* **AIM OF THE EXERCISE**
In how many lines of these records does the word "JSON" appear? Give the number by itself.

* **PROVIDED DATA**
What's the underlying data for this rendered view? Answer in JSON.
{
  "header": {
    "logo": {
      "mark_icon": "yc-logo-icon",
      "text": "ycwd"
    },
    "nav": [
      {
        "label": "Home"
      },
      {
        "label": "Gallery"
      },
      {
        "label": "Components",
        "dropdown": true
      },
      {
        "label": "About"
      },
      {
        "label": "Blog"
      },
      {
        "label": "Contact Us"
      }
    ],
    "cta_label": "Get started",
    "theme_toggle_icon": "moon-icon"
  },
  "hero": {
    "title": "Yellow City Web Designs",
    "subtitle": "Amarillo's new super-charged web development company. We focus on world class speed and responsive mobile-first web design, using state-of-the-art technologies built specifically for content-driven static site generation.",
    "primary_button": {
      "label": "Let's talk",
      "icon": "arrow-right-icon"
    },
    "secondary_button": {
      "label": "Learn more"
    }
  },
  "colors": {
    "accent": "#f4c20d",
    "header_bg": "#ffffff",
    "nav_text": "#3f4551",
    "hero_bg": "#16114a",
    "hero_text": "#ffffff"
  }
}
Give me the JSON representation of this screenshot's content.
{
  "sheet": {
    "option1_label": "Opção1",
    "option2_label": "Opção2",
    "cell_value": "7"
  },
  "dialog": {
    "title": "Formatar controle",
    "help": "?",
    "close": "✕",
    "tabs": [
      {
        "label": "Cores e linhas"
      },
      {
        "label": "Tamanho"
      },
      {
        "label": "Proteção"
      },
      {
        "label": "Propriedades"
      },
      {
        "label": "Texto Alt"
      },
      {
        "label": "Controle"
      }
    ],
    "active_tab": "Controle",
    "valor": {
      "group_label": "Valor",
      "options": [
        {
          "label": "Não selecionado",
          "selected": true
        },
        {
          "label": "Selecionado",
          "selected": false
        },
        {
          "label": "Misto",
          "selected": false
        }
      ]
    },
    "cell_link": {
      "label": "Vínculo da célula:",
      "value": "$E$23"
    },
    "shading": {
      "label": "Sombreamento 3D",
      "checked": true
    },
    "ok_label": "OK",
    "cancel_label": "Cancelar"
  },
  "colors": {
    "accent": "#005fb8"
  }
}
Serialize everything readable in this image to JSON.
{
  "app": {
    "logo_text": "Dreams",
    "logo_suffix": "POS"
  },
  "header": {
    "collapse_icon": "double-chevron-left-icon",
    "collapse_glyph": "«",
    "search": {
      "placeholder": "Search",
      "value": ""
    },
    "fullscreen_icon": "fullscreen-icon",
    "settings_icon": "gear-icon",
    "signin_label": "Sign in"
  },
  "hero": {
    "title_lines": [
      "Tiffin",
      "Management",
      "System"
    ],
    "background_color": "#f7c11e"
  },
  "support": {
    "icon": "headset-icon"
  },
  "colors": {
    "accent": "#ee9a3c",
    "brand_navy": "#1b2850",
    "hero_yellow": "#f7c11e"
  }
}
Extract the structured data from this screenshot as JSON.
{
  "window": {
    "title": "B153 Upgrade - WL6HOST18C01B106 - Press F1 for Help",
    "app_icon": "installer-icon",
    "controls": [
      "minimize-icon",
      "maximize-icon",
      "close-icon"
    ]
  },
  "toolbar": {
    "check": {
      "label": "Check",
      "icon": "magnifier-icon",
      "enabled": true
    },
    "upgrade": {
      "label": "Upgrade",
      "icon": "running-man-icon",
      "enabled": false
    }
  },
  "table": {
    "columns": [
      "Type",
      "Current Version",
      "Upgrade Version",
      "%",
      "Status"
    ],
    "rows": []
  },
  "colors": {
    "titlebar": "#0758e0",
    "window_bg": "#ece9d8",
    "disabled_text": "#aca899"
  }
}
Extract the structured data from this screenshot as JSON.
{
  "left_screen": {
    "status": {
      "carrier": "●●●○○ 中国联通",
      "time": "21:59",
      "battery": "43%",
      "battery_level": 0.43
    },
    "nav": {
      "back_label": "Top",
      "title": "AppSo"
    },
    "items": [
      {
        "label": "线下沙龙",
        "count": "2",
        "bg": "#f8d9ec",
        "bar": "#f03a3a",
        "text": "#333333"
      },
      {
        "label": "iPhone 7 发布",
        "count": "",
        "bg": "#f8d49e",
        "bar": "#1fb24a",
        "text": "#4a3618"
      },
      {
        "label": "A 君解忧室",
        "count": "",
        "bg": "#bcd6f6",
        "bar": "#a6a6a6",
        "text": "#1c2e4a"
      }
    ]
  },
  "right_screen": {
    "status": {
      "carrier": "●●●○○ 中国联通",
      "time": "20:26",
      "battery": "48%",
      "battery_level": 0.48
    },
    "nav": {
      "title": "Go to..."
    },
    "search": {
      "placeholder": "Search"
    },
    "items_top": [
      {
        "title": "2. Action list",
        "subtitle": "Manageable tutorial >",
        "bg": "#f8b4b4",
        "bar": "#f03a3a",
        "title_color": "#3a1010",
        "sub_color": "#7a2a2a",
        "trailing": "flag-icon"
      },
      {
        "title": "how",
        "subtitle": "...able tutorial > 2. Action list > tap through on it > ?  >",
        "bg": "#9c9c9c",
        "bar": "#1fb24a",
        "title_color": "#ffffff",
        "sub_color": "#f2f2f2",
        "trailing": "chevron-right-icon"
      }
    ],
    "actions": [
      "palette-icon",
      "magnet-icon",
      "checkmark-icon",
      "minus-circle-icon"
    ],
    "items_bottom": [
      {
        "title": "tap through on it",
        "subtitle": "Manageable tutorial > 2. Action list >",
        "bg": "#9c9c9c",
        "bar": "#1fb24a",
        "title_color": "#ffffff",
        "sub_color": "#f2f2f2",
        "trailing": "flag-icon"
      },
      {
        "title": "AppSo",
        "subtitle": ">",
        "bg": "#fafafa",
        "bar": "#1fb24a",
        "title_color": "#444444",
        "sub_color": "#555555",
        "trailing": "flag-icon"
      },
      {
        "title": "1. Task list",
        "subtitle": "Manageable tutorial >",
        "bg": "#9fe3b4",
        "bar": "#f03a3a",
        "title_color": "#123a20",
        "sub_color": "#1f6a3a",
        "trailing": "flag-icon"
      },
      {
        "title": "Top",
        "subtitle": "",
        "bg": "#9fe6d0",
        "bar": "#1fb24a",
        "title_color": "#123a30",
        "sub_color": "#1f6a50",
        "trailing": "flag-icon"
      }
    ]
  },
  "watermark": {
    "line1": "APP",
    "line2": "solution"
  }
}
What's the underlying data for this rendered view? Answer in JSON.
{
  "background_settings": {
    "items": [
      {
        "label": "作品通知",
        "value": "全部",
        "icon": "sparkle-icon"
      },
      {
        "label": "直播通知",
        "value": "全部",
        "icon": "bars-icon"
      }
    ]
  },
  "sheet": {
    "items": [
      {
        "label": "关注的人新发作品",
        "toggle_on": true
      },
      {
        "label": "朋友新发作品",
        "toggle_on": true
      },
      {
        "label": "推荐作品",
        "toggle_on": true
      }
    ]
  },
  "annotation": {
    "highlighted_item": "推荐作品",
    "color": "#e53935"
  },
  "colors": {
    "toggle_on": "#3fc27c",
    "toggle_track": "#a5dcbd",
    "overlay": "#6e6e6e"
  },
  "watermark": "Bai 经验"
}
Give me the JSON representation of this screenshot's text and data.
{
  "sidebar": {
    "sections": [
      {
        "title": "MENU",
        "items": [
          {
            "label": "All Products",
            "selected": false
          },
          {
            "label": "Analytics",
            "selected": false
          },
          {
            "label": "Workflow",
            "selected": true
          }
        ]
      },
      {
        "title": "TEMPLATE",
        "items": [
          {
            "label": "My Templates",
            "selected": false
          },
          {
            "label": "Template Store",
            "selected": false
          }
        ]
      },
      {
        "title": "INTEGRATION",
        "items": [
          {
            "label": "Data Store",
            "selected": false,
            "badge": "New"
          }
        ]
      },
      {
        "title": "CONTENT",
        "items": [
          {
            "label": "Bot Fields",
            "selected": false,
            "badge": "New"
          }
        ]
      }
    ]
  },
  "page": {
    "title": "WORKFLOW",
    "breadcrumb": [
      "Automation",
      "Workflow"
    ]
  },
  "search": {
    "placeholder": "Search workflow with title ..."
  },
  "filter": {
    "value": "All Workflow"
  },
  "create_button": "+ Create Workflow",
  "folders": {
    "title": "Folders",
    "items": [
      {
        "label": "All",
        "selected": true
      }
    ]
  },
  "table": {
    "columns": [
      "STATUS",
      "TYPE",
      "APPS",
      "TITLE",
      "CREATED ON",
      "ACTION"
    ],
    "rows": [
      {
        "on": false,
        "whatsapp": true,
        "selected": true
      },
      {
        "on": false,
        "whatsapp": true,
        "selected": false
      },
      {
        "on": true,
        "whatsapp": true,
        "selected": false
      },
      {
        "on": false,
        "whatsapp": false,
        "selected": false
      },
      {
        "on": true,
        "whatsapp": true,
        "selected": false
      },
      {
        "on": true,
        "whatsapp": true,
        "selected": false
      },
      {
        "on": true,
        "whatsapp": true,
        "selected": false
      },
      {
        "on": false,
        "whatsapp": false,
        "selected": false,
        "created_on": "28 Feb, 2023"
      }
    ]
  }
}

* **RESPONSE BELOW**
7